Work item - Pictures are to be left out, and the rest of the records reproduced exactly.

Data extracts -
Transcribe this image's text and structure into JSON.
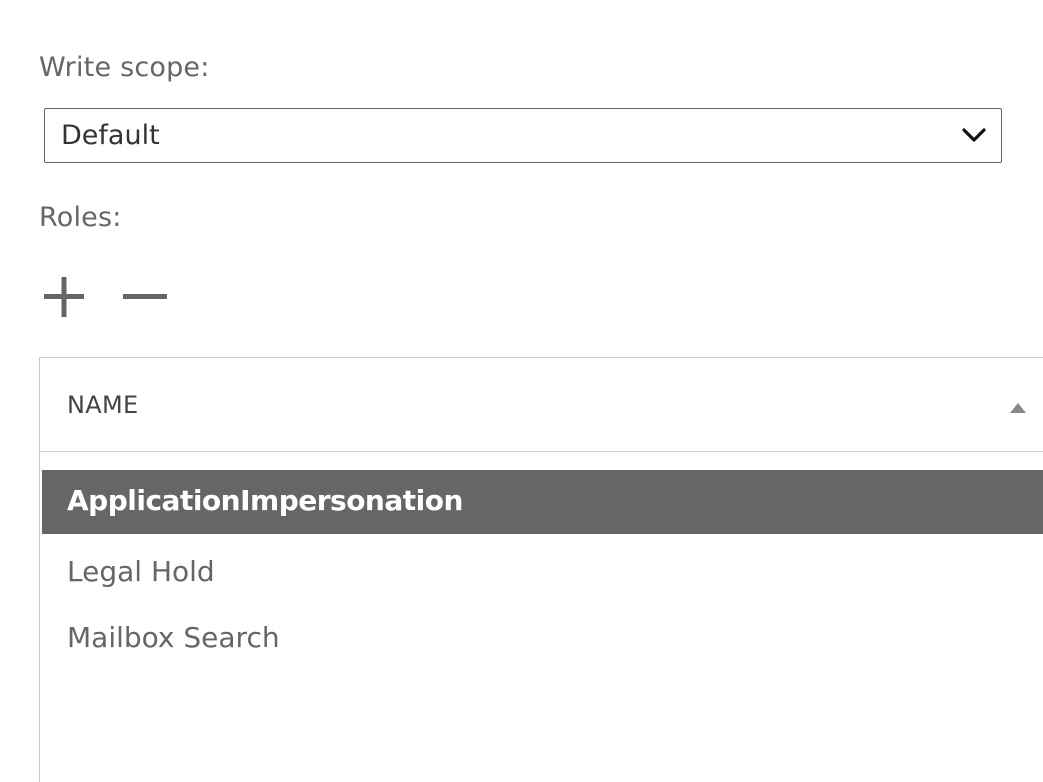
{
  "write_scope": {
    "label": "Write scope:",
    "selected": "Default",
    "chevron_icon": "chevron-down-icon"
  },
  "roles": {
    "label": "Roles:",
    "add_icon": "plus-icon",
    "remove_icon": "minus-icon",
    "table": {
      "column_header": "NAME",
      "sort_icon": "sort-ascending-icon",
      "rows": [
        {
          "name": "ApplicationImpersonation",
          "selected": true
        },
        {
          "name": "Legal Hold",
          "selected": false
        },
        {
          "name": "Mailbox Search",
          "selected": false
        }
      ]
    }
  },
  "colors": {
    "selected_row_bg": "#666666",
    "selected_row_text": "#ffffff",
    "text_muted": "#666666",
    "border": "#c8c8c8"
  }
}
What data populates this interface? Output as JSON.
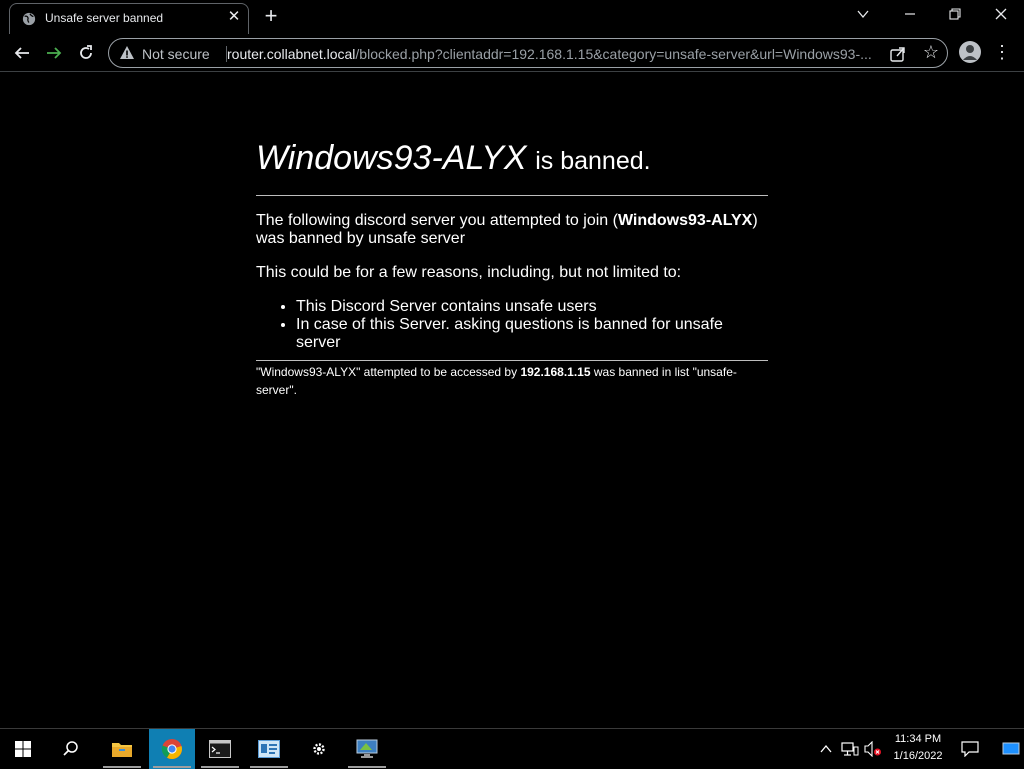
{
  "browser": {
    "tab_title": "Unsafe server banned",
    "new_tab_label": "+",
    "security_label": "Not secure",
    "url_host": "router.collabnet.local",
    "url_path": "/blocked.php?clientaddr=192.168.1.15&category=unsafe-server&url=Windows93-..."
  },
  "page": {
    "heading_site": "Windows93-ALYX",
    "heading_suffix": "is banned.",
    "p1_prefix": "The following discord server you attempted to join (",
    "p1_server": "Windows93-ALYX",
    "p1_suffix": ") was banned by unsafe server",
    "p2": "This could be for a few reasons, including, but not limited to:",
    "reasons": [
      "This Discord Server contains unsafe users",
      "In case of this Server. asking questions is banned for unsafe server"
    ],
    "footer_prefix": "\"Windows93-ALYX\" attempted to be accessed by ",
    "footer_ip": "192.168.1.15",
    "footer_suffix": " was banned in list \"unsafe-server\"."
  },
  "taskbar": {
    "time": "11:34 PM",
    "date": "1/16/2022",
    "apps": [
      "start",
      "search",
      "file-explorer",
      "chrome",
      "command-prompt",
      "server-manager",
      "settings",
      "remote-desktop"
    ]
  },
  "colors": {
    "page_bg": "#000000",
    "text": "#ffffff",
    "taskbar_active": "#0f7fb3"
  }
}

Response below -
Transcribe this image's text and structure into JSON.
{
  "write_scope": {
    "label": "Write scope:",
    "selected": "Default",
    "chevron_icon": "chevron-down-icon"
  },
  "roles": {
    "label": "Roles:",
    "add_icon": "plus-icon",
    "remove_icon": "minus-icon",
    "table": {
      "column_header": "NAME",
      "sort_icon": "sort-ascending-icon",
      "rows": [
        {
          "name": "ApplicationImpersonation",
          "selected": true
        },
        {
          "name": "Legal Hold",
          "selected": false
        },
        {
          "name": "Mailbox Search",
          "selected": false
        }
      ]
    }
  },
  "colors": {
    "selected_row_bg": "#666666",
    "selected_row_text": "#ffffff",
    "text_muted": "#666666",
    "border": "#c8c8c8"
  }
}
What data populates this interface? Output as JSON.
{
  "browser": {
    "tab_title": "Unsafe server banned",
    "new_tab_label": "+",
    "security_label": "Not secure",
    "url_host": "router.collabnet.local",
    "url_path": "/blocked.php?clientaddr=192.168.1.15&category=unsafe-server&url=Windows93-..."
  },
  "page": {
    "heading_site": "Windows93-ALYX",
    "heading_suffix": "is banned.",
    "p1_prefix": "The following discord server you attempted to join (",
    "p1_server": "Windows93-ALYX",
    "p1_suffix": ") was banned by unsafe server",
    "p2": "This could be for a few reasons, including, but not limited to:",
    "reasons": [
      "This Discord Server contains unsafe users",
      "In case of this Server. asking questions is banned for unsafe server"
    ],
    "footer_prefix": "\"Windows93-ALYX\" attempted to be accessed by ",
    "footer_ip": "192.168.1.15",
    "footer_suffix": " was banned in list \"unsafe-server\"."
  },
  "taskbar": {
    "time": "11:34 PM",
    "date": "1/16/2022",
    "apps": [
      "start",
      "search",
      "file-explorer",
      "chrome",
      "command-prompt",
      "server-manager",
      "settings",
      "remote-desktop"
    ]
  },
  "colors": {
    "page_bg": "#000000",
    "text": "#ffffff",
    "taskbar_active": "#0f7fb3"
  }
}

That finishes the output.